» What you should do
Give back the records that follow exactly, images excluded.

[Records contained in a dataset]
┄┄┄┄┄┄

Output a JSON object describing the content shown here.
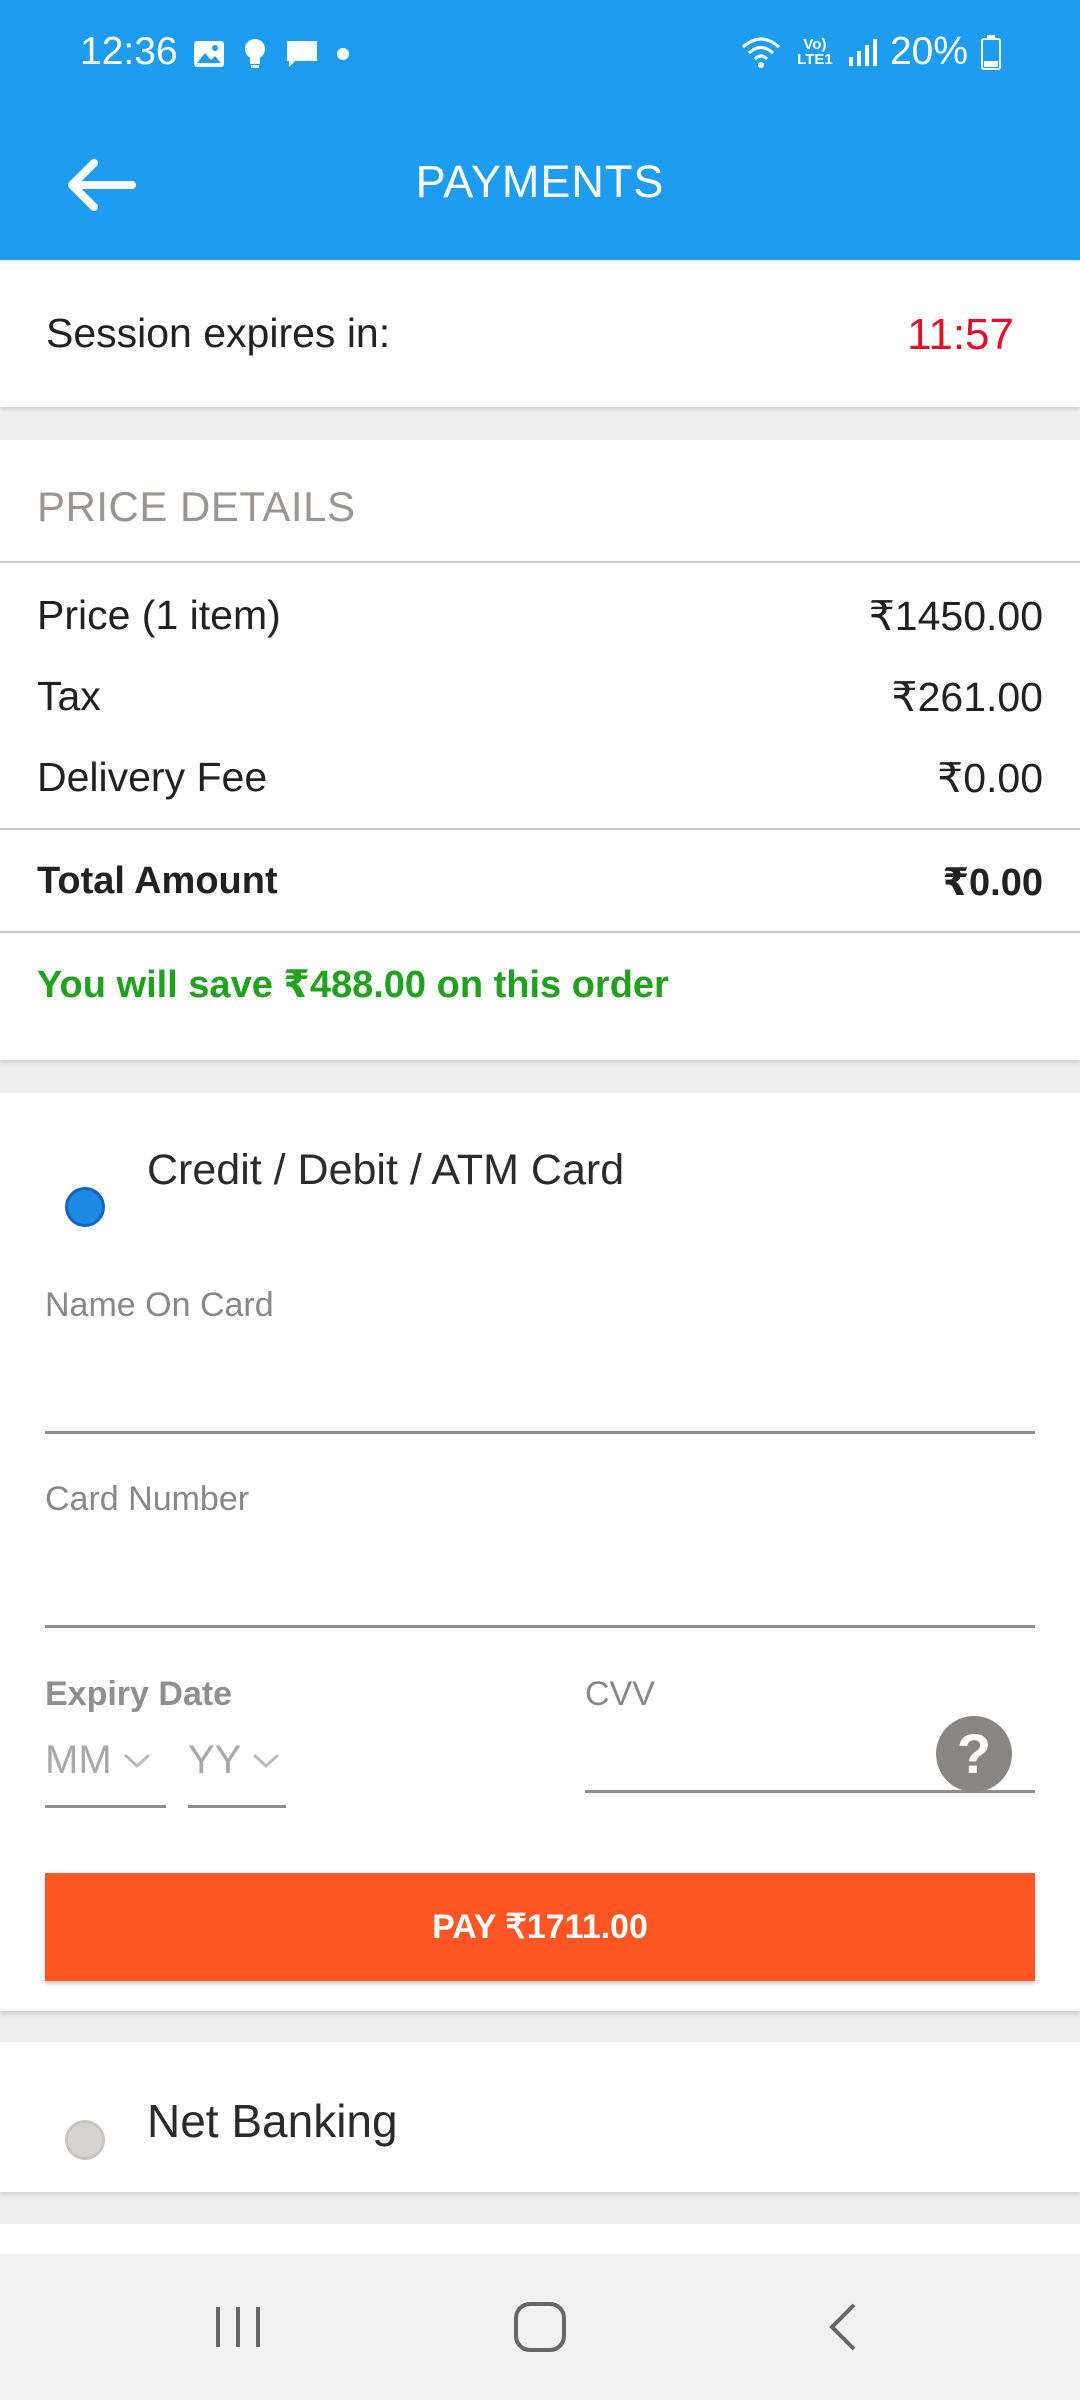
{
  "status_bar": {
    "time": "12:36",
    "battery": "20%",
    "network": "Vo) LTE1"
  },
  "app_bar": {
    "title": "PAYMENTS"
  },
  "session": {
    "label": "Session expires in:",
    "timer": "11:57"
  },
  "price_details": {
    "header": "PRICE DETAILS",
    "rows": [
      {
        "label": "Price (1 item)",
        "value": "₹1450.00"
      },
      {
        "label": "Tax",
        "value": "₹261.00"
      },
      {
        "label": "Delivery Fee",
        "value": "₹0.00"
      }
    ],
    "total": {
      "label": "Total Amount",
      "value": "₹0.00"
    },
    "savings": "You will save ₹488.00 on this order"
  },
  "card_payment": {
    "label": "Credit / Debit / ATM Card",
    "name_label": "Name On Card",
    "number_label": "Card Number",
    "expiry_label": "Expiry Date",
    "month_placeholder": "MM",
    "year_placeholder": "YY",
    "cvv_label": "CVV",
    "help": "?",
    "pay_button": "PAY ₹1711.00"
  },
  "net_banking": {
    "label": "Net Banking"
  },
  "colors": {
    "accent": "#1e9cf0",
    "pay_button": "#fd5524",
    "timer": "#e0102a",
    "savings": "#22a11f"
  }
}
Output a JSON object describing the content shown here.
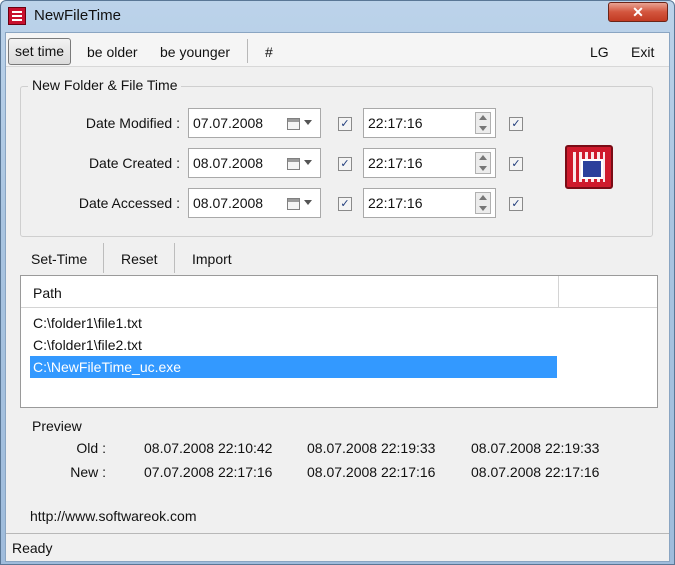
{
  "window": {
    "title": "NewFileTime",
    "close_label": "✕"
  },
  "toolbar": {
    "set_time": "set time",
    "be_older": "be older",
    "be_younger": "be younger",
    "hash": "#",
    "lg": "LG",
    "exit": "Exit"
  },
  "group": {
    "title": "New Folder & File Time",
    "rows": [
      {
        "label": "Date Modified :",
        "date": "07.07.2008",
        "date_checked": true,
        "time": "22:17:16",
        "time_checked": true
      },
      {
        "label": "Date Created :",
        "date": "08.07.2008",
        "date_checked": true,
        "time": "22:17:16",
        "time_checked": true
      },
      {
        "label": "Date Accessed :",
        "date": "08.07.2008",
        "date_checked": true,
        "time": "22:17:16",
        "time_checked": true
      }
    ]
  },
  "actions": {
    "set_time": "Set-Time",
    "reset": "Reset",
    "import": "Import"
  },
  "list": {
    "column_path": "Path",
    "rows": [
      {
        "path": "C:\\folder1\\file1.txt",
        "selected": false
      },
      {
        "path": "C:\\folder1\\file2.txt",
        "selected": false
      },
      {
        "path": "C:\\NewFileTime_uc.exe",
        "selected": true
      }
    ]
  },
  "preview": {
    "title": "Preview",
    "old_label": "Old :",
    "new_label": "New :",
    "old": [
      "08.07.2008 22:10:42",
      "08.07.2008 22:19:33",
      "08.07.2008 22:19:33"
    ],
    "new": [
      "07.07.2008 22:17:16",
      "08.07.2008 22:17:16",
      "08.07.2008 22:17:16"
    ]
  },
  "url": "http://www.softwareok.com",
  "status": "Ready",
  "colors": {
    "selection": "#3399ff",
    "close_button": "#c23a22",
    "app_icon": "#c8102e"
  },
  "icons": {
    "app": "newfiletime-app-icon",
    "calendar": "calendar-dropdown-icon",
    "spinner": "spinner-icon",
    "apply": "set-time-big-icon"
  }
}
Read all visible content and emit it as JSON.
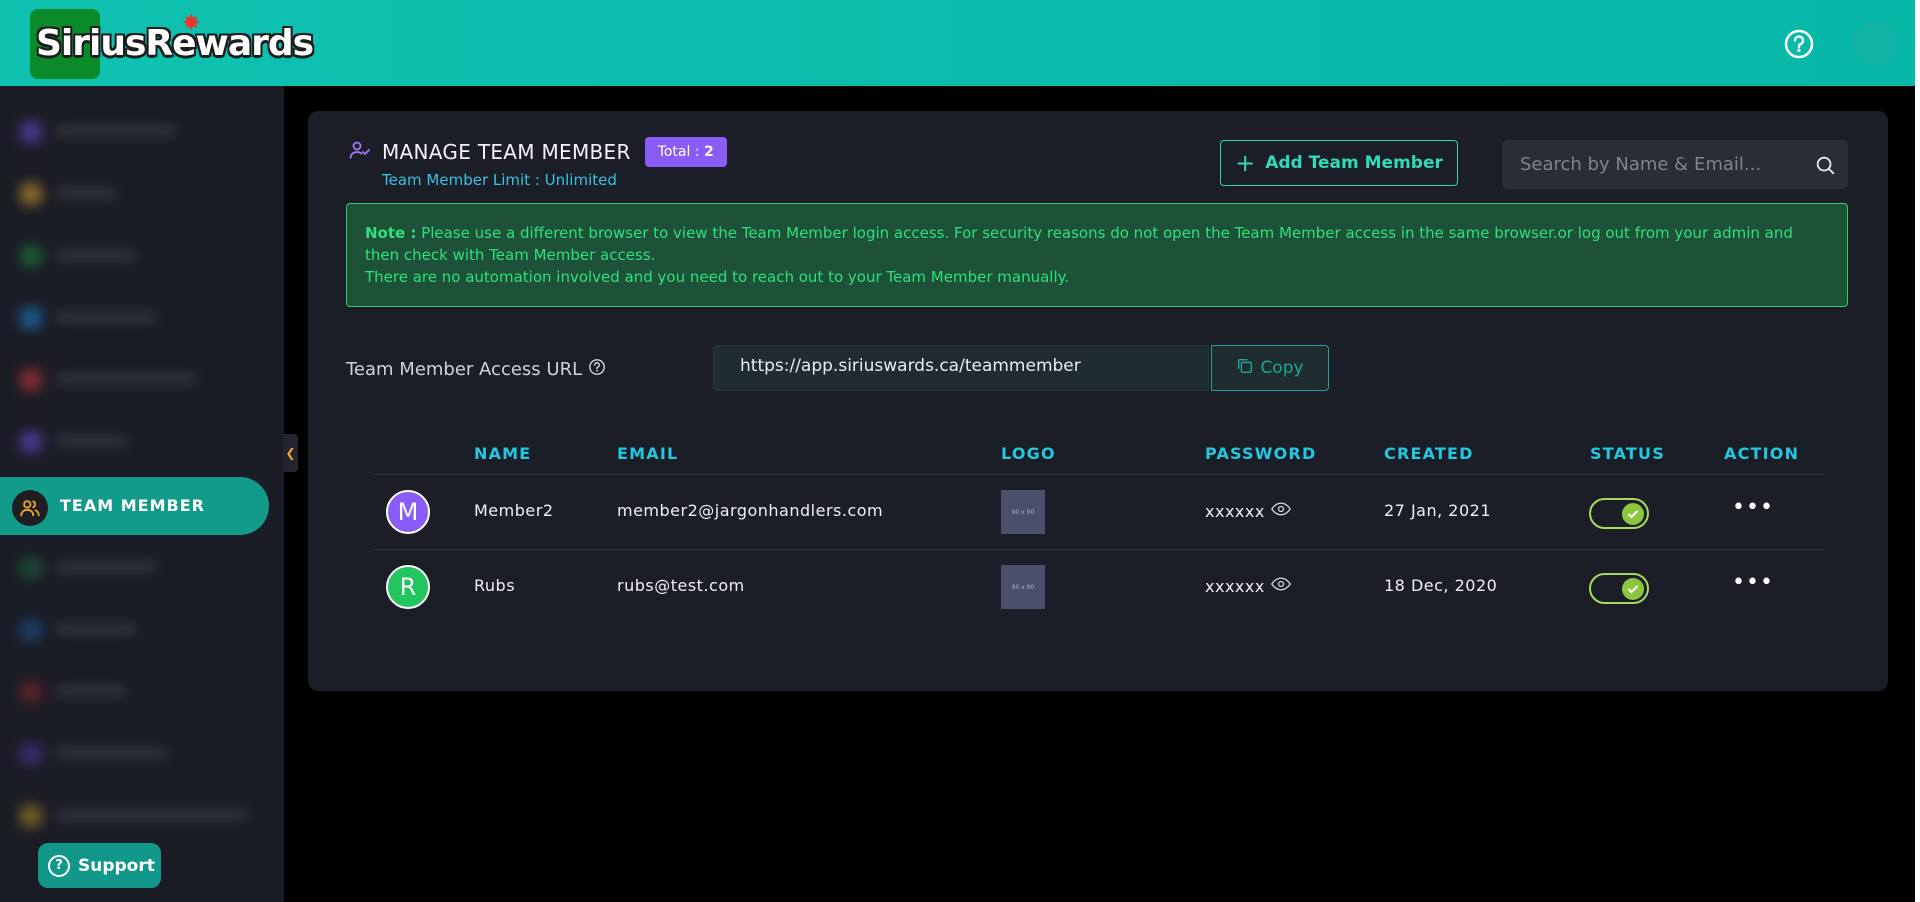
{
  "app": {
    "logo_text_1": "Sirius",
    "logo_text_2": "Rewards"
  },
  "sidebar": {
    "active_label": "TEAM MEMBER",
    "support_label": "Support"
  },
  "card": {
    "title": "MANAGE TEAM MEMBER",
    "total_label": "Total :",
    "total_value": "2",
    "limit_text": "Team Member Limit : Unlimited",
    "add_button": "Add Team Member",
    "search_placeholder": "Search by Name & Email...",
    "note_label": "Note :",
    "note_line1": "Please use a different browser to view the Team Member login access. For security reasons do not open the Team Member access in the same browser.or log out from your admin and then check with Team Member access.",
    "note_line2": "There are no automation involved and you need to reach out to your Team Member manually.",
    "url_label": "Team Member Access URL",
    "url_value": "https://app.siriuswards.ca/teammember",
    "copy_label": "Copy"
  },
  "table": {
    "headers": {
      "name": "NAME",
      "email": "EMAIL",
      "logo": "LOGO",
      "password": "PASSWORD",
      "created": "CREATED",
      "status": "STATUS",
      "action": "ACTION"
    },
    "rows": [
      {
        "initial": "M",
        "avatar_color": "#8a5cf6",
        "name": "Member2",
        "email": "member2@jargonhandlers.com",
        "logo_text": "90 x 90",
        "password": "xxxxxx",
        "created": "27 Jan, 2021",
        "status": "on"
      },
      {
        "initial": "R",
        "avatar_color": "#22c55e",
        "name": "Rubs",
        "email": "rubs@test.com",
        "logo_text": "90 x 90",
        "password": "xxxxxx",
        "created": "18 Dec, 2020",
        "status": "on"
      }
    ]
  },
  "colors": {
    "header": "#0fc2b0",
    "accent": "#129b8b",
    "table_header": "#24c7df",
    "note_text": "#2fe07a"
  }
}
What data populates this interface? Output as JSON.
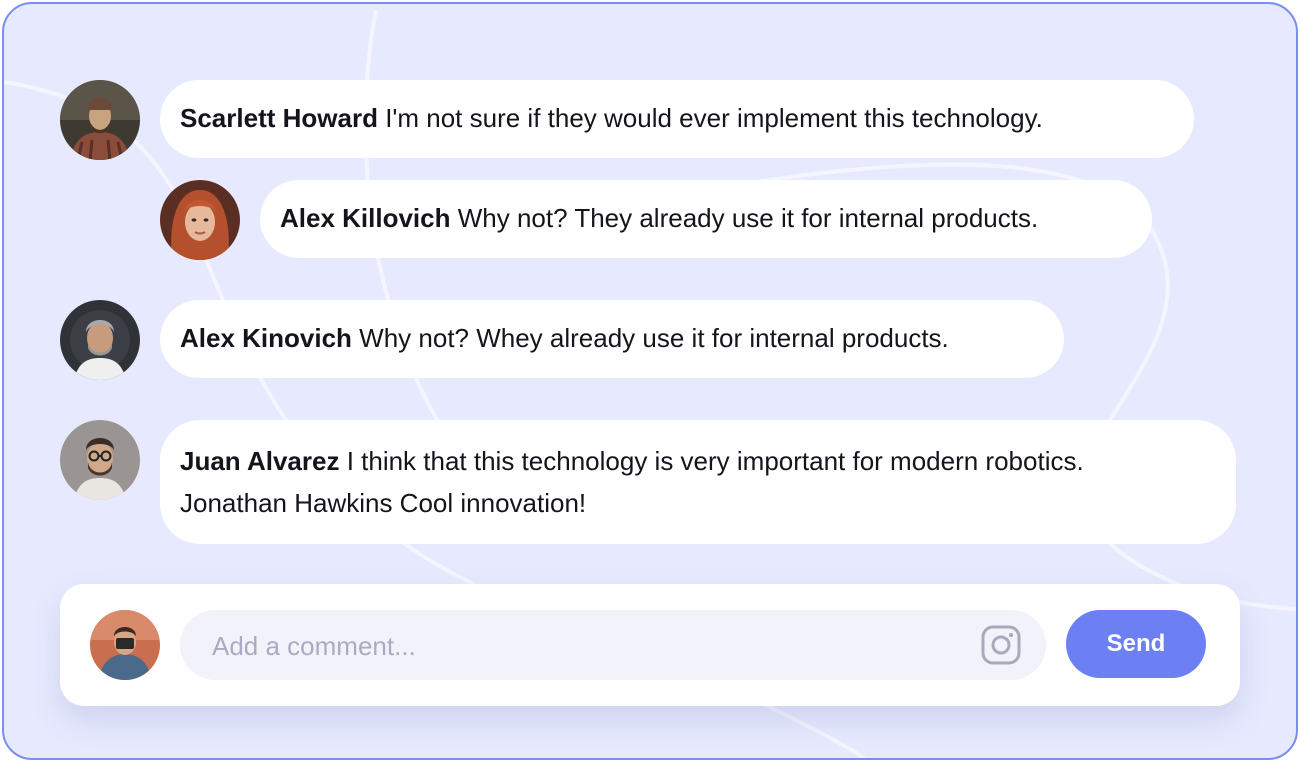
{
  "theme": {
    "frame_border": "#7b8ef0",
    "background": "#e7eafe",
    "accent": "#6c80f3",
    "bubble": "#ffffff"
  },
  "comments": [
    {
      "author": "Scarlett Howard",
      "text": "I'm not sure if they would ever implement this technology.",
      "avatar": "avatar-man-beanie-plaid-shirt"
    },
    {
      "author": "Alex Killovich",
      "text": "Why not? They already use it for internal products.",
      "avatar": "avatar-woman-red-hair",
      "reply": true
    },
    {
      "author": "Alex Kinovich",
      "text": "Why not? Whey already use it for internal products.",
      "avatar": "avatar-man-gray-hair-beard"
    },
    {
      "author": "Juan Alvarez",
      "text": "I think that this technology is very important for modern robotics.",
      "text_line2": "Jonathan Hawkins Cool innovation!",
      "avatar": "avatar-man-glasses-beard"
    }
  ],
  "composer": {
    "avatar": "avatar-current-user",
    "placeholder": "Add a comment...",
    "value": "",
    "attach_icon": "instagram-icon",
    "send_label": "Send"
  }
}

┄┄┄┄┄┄

» Task solution
Output a JSON object describing the content shown here.
{
  "status_bar": {
    "time": "12:36",
    "battery": "20%",
    "network": "Vo) LTE1"
  },
  "app_bar": {
    "title": "PAYMENTS"
  },
  "session": {
    "label": "Session expires in:",
    "timer": "11:57"
  },
  "price_details": {
    "header": "PRICE DETAILS",
    "rows": [
      {
        "label": "Price (1 item)",
        "value": "₹1450.00"
      },
      {
        "label": "Tax",
        "value": "₹261.00"
      },
      {
        "label": "Delivery Fee",
        "value": "₹0.00"
      }
    ],
    "total": {
      "label": "Total Amount",
      "value": "₹0.00"
    },
    "savings": "You will save ₹488.00 on this order"
  },
  "card_payment": {
    "label": "Credit / Debit / ATM Card",
    "name_label": "Name On Card",
    "number_label": "Card Number",
    "expiry_label": "Expiry Date",
    "month_placeholder": "MM",
    "year_placeholder": "YY",
    "cvv_label": "CVV",
    "help": "?",
    "pay_button": "PAY ₹1711.00"
  },
  "net_banking": {
    "label": "Net Banking"
  },
  "colors": {
    "accent": "#1e9cf0",
    "pay_button": "#fd5524",
    "timer": "#e0102a",
    "savings": "#22a11f"
  }
}
Output a JSON object describing the content shown here.
{
  "window": {
    "title": "NewFileTime",
    "close_label": "✕"
  },
  "toolbar": {
    "set_time": "set time",
    "be_older": "be older",
    "be_younger": "be younger",
    "hash": "#",
    "lg": "LG",
    "exit": "Exit"
  },
  "group": {
    "title": "New Folder & File Time",
    "rows": [
      {
        "label": "Date Modified :",
        "date": "07.07.2008",
        "date_checked": true,
        "time": "22:17:16",
        "time_checked": true
      },
      {
        "label": "Date Created :",
        "date": "08.07.2008",
        "date_checked": true,
        "time": "22:17:16",
        "time_checked": true
      },
      {
        "label": "Date Accessed :",
        "date": "08.07.2008",
        "date_checked": true,
        "time": "22:17:16",
        "time_checked": true
      }
    ]
  },
  "actions": {
    "set_time": "Set-Time",
    "reset": "Reset",
    "import": "Import"
  },
  "list": {
    "column_path": "Path",
    "rows": [
      {
        "path": "C:\\folder1\\file1.txt",
        "selected": false
      },
      {
        "path": "C:\\folder1\\file2.txt",
        "selected": false
      },
      {
        "path": "C:\\NewFileTime_uc.exe",
        "selected": true
      }
    ]
  },
  "preview": {
    "title": "Preview",
    "old_label": "Old :",
    "new_label": "New :",
    "old": [
      "08.07.2008 22:10:42",
      "08.07.2008 22:19:33",
      "08.07.2008 22:19:33"
    ],
    "new": [
      "07.07.2008 22:17:16",
      "08.07.2008 22:17:16",
      "08.07.2008 22:17:16"
    ]
  },
  "url": "http://www.softwareok.com",
  "status": "Ready",
  "colors": {
    "selection": "#3399ff",
    "close_button": "#c23a22",
    "app_icon": "#c8102e"
  },
  "icons": {
    "app": "newfiletime-app-icon",
    "calendar": "calendar-dropdown-icon",
    "spinner": "spinner-icon",
    "apply": "set-time-big-icon"
  }
}
Read all visible content and emit it as JSON.
{
  "app": {
    "logo_text_1": "Sirius",
    "logo_text_2": "Rewards"
  },
  "sidebar": {
    "active_label": "TEAM MEMBER",
    "support_label": "Support"
  },
  "card": {
    "title": "MANAGE TEAM MEMBER",
    "total_label": "Total :",
    "total_value": "2",
    "limit_text": "Team Member Limit : Unlimited",
    "add_button": "Add Team Member",
    "search_placeholder": "Search by Name & Email...",
    "note_label": "Note :",
    "note_line1": "Please use a different browser to view the Team Member login access. For security reasons do not open the Team Member access in the same browser.or log out from your admin and then check with Team Member access.",
    "note_line2": "There are no automation involved and you need to reach out to your Team Member manually.",
    "url_label": "Team Member Access URL",
    "url_value": "https://app.siriuswards.ca/teammember",
    "copy_label": "Copy"
  },
  "table": {
    "headers": {
      "name": "NAME",
      "email": "EMAIL",
      "logo": "LOGO",
      "password": "PASSWORD",
      "created": "CREATED",
      "status": "STATUS",
      "action": "ACTION"
    },
    "rows": [
      {
        "initial": "M",
        "avatar_color": "#8a5cf6",
        "name": "Member2",
        "email": "member2@jargonhandlers.com",
        "logo_text": "90 x 90",
        "password": "xxxxxx",
        "created": "27 Jan, 2021",
        "status": "on"
      },
      {
        "initial": "R",
        "avatar_color": "#22c55e",
        "name": "Rubs",
        "email": "rubs@test.com",
        "logo_text": "90 x 90",
        "password": "xxxxxx",
        "created": "18 Dec, 2020",
        "status": "on"
      }
    ]
  },
  "colors": {
    "header": "#0fc2b0",
    "accent": "#129b8b",
    "table_header": "#24c7df",
    "note_text": "#2fe07a"
  }
}
What data populates this interface? Output as JSON.
{
  "theme": {
    "frame_border": "#7b8ef0",
    "background": "#e7eafe",
    "accent": "#6c80f3",
    "bubble": "#ffffff"
  },
  "comments": [
    {
      "author": "Scarlett Howard",
      "text": "I'm not sure if they would ever implement this technology.",
      "avatar": "avatar-man-beanie-plaid-shirt"
    },
    {
      "author": "Alex Killovich",
      "text": "Why not? They already use it for internal products.",
      "avatar": "avatar-woman-red-hair",
      "reply": true
    },
    {
      "author": "Alex Kinovich",
      "text": "Why not? Whey already use it for internal products.",
      "avatar": "avatar-man-gray-hair-beard"
    },
    {
      "author": "Juan Alvarez",
      "text": "I think that this technology is very important for modern robotics.",
      "text_line2": "Jonathan Hawkins Cool innovation!",
      "avatar": "avatar-man-glasses-beard"
    }
  ],
  "composer": {
    "avatar": "avatar-current-user",
    "placeholder": "Add a comment...",
    "value": "",
    "attach_icon": "instagram-icon",
    "send_label": "Send"
  }
}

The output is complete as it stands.